Tuesday, August 22, 2006

marie claire thinks I'm made of sugar & spice & everything nice

Back in the fall of 2003, I was walking through the books-and-magazines aisle at a local Meijer. I was looking through the magazine rack, hoping to find something to peruse for a few moments while The Wife was shopping. I came across a magazine called Budget Living, which purported to be designed for those who were frugal (read:nearly broke) but still wanted a stylish-appearing home. I flipped through it, and liked what I saw. There were tips on how to save money on a home, there were ideas on utilizing inexpensive gadgets and gizmos for the kitchen... there were even clothing ideas for women AND men, even though the male models wore clothing that I would never consider wearing. I showed the magazine to The Wife, she liked what she saw, and we became subscribers. I put the subscription in my name.

We received the magazine for over two years, but then we suddenly stopped receiving it. What was wrong? Had our check for subscription renewal gone to the wrong place? Had they lost our address? Were our neighbors stealing our issues?

No, none of that. I received a letter - addressed with my name - from the editors of Marie Claire, explaining that Budget Living had, for reasons unexplained but probably connected to money, ceased publication. Imagine that! Budget Living couldn't maintain its budget anymore apparently, so it went defunct. Since Budget Living and Marie Claire both fell under the Hearst family of publications, we would receive copies of Marie Claire until the time of our original Budget Living expiration.

I will share with you a portion of this letter - and tell me if you find some terrible mistake:
You will love Marie Claire because Marie Claire was created for a very special reader like you... a woman who demands substance, style and reality. Marie Claire helps you expand. Takes you to the corners of the earth to experience its sensations. See for yourself!
Notice anything? Marie Claire considers me to be a woman! "... a very special reader like you... a woman who demands..." Had they not just typed in my name at the top of the letter? Let's see - "Dear Matthew Brown:" Yes, they did. I'm willing to say that the name of Matthew is as masculine-sounding as a "Butch" or a "Jeremiah" or a "Malcolm." My name is obviously a man's name. Now, I went to school with a girl named Mattie, and Mattie is sometimes used as a nickname (though it never was for me) for a boy named Matthew. However, in this case, the girl's legal name was Mattie. It was not a shortened form of anything - it was Mattie, plain and simple. In this case, I don't see how the editors could consider the name of Matthew to be anything other than masculine.

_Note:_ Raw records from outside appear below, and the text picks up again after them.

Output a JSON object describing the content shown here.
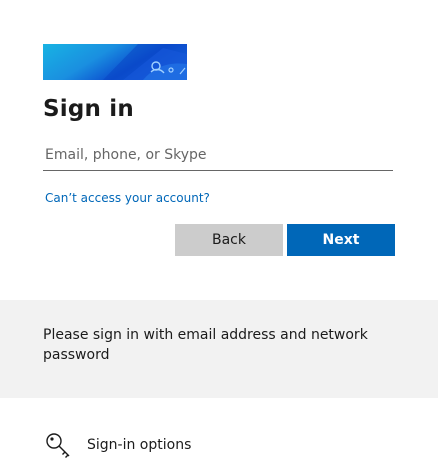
{
  "banner": {
    "icon": "brand-banner-graphic",
    "colors": [
      "#1ea0e0",
      "#0a52c6",
      "#2c7be5"
    ]
  },
  "form": {
    "title": "Sign in",
    "email_placeholder": "Email, phone, or Skype",
    "email_value": "",
    "access_link": "Can’t access your account?"
  },
  "buttons": {
    "back_label": "Back",
    "next_label": "Next"
  },
  "info": {
    "message": "Please sign in with email address and network password"
  },
  "options": {
    "icon": "key-icon",
    "label": "Sign-in options"
  },
  "colors": {
    "accent": "#0067b8",
    "back_button": "#cccccc",
    "info_background": "#f2f2f2",
    "text": "#1b1b1b"
  }
}
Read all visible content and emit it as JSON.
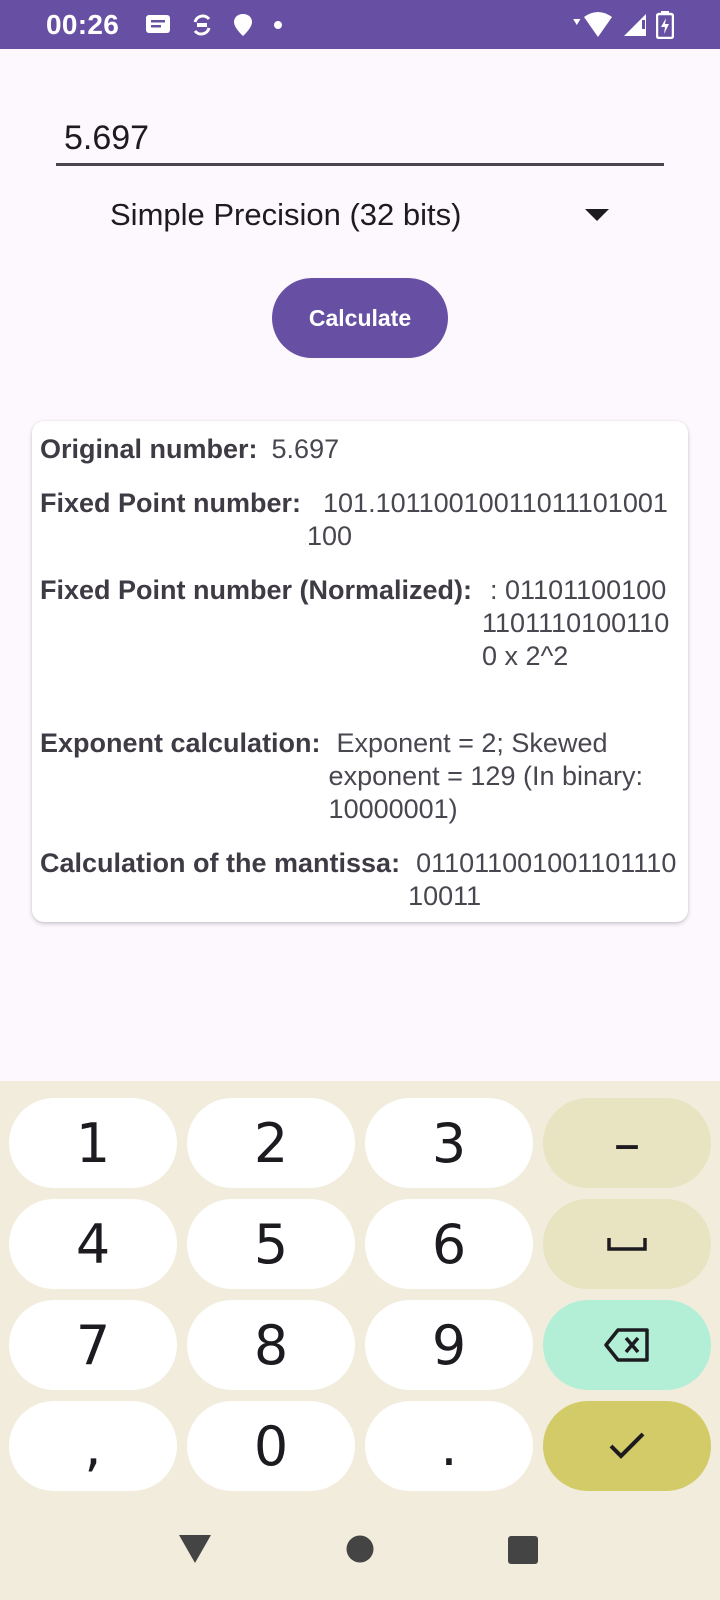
{
  "status_bar": {
    "time": "00:26",
    "left_icons": [
      "message-icon",
      "sync-icon",
      "location-icon",
      "dot-icon"
    ],
    "right_icons": [
      "wifi-icon",
      "cell-signal-icon",
      "battery-charging-icon"
    ]
  },
  "input": {
    "value": "5.697",
    "placeholder": ""
  },
  "precision": {
    "selected": "Simple Precision (32 bits)"
  },
  "calculate_button": {
    "label": "Calculate"
  },
  "results": {
    "original": {
      "label": "Original number:",
      "value": "5.697"
    },
    "fixed_point": {
      "label": "Fixed Point number:",
      "value": "101.10110010011011101001100"
    },
    "normalized": {
      "label": "Fixed Point number (Normalized):",
      "value": ": 0110110010011011101001100 x 2^2"
    },
    "exponent": {
      "label": "Exponent calculation:",
      "value": "Exponent = 2; Skewed exponent = 129 (In binary: 10000001)"
    },
    "mantissa": {
      "label": "Calculation of the mantissa:",
      "value": "01101100100110111010011"
    }
  },
  "keyboard": {
    "rows": [
      [
        "1",
        "2",
        "3",
        "–"
      ],
      [
        "4",
        "5",
        "6",
        "␣"
      ],
      [
        "7",
        "8",
        "9",
        "backspace"
      ],
      [
        ",",
        "0",
        ".",
        "done"
      ]
    ],
    "colors": {
      "background": "#f2ecdc",
      "digit_key": "#ffffff",
      "function_key": "#e8e3c0",
      "backspace_key": "#b2efd6",
      "done_key": "#d2cb68"
    }
  },
  "nav_bar": {
    "buttons": [
      "back-icon",
      "home-icon",
      "recents-icon"
    ]
  },
  "colors": {
    "accent": "#6750a4",
    "background": "#fdf7fe",
    "card": "#ffffff"
  }
}
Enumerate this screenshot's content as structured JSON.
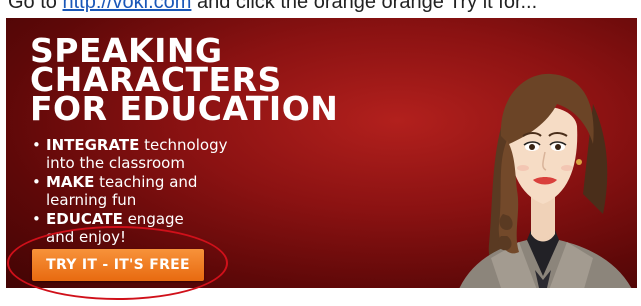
{
  "top": {
    "prefix": "Go to ",
    "link": "http://voki.com",
    "suffix": " and click the orange orange Try it for..."
  },
  "banner": {
    "headline": [
      "SPEAKING",
      "CHARACTERS",
      "FOR EDUCATION"
    ],
    "bullets": [
      {
        "strong": "INTEGRATE",
        "rest": " technology",
        "cont": "into the classroom"
      },
      {
        "strong": "MAKE",
        "rest": " teaching and",
        "cont": "learning fun"
      },
      {
        "strong": "EDUCATE",
        "rest": " engage",
        "cont": "and enjoy!"
      }
    ],
    "cta_label": "TRY IT - IT'S FREE",
    "bullet_glyph": "•"
  },
  "colors": {
    "banner_red": "#8b1212",
    "cta_orange": "#f07d24",
    "annotation_red": "#d0101a",
    "link_blue": "#1a57b8"
  }
}
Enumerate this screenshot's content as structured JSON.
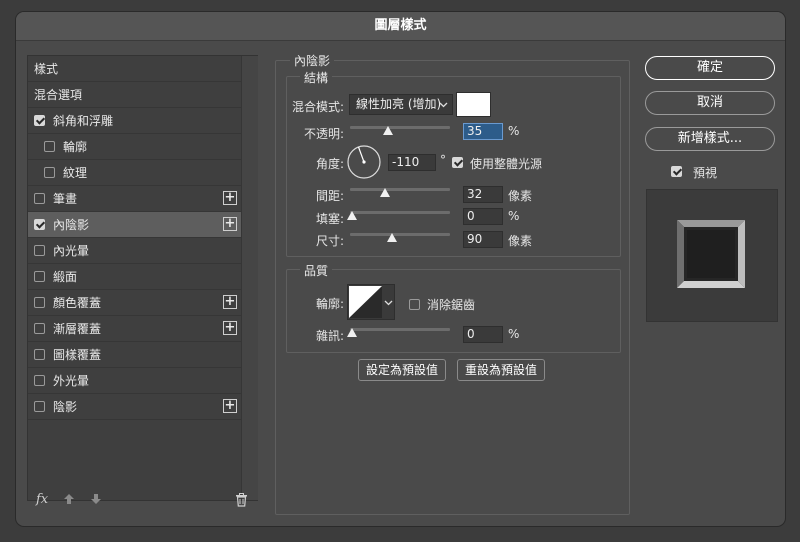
{
  "dialog": {
    "title": "圖層樣式"
  },
  "styles_list": {
    "header": "樣式",
    "blend_options": "混合選項",
    "items": [
      {
        "label": "斜角和浮雕",
        "checked": true
      },
      {
        "label": "輪廓",
        "checked": false
      },
      {
        "label": "紋理",
        "checked": false
      },
      {
        "label": "筆畫",
        "checked": false,
        "add": true
      },
      {
        "label": "內陰影",
        "checked": true,
        "add": true,
        "selected": true
      },
      {
        "label": "內光暈",
        "checked": false
      },
      {
        "label": "緞面",
        "checked": false
      },
      {
        "label": "顏色覆蓋",
        "checked": false,
        "add": true
      },
      {
        "label": "漸層覆蓋",
        "checked": false,
        "add": true
      },
      {
        "label": "圖樣覆蓋",
        "checked": false
      },
      {
        "label": "外光暈",
        "checked": false
      },
      {
        "label": "陰影",
        "checked": false,
        "add": true
      }
    ],
    "fx_label": "fx"
  },
  "inner_shadow": {
    "title": "內陰影",
    "structure": {
      "title": "結構",
      "blend_mode_label": "混合模式:",
      "blend_mode_value": "線性加亮 (增加)",
      "blend_color": "#ffffff",
      "opacity_label": "不透明:",
      "opacity_value": "35",
      "opacity_unit": "%",
      "opacity_level": 0.35,
      "angle_label": "角度:",
      "angle_value": "-110",
      "angle_unit": "°",
      "global_light_label": "使用整體光源",
      "global_light_checked": true,
      "distance_label": "間距:",
      "distance_value": "32",
      "distance_unit": "像素",
      "choke_label": "填塞:",
      "choke_value": "0",
      "choke_unit": "%",
      "size_label": "尺寸:",
      "size_value": "90",
      "size_unit": "像素"
    },
    "quality": {
      "title": "品質",
      "contour_label": "輪廓:",
      "anti_alias_label": "消除鋸齒",
      "anti_alias_checked": false,
      "noise_label": "雜訊:",
      "noise_value": "0",
      "noise_unit": "%"
    },
    "make_default": "設定為預設值",
    "reset_default": "重設為預設值"
  },
  "actions": {
    "ok": "確定",
    "cancel": "取消",
    "new_style": "新增樣式...",
    "preview_label": "預視",
    "preview_checked": true
  }
}
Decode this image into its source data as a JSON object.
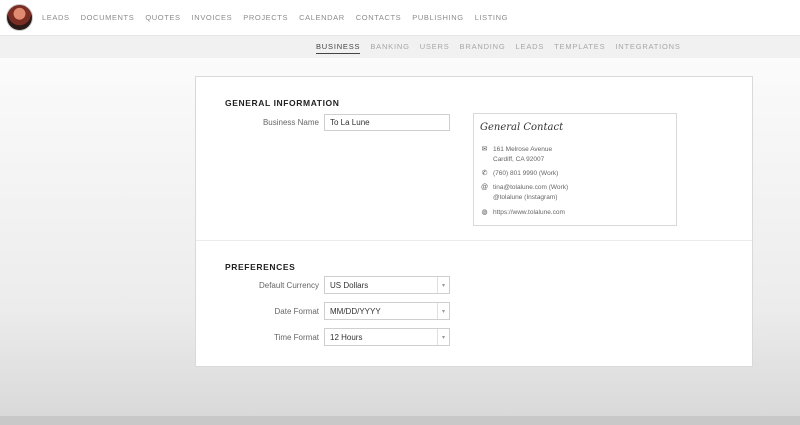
{
  "main_nav": {
    "items": [
      "LEADS",
      "DOCUMENTS",
      "QUOTES",
      "INVOICES",
      "PROJECTS",
      "CALENDAR",
      "CONTACTS",
      "PUBLISHING",
      "LISTING"
    ]
  },
  "settings_tabs": {
    "items": [
      "BUSINESS",
      "BANKING",
      "USERS",
      "BRANDING",
      "LEADS",
      "TEMPLATES",
      "INTEGRATIONS"
    ],
    "active": "BUSINESS"
  },
  "general": {
    "section_title": "GENERAL INFORMATION",
    "business_name_label": "Business Name",
    "business_name_value": "To La Lune"
  },
  "contact": {
    "title": "General Contact",
    "address_line1": "161 Melrose Avenue",
    "address_line2": "Cardiff, CA 92007",
    "phone": "(760) 801 9990 (Work)",
    "email": "tina@tolalune.com (Work)",
    "instagram": "@tolalune (Instagram)",
    "website": "https://www.tolalune.com"
  },
  "preferences": {
    "section_title": "PREFERENCES",
    "currency_label": "Default Currency",
    "currency_value": "US Dollars",
    "date_label": "Date Format",
    "date_value": "MM/DD/YYYY",
    "time_label": "Time Format",
    "time_value": "12 Hours"
  },
  "icons": {
    "address": "envelope-icon",
    "phone": "phone-icon",
    "email": "at-icon",
    "website": "globe-icon",
    "dropdown": "chevron-down-icon"
  }
}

I realize that this was most likely a form letter that a plethora of readers received, and the only thing different in each letter was the name so that the subscribers would believe that this was a personal letter sent to them. Probably the majority of those who received such letters were women, so I can see how the letter would include the "reader like you... a woman" line.

But that doesn't make me feel any better. I may have to watch a few more football games so I can feel more like a man. Maybe I'll go beat a drum in the woods. Or perhaps I'll just go take a shower, and not use the loofah and body wash that smells of musk and vanilla...


  1. Thanks for giving me a good laugh this morning. Hope things are going well with the new house. Post some pictures so we can see it. Be sure to change your address for your new mag "Marie Claire" so you don't miss out on how women do things.

  2. Okay, now you both made me laugh...

  3. And your going to do all of those things while watching your favorite T.V. personality, Martha Stewart!

  4. Now this was a funny story! Look at it this way, now you'll get some helpful tips about using that loofah and vanilla body wash. :-) And maybe you could post an occasional recipe! heh.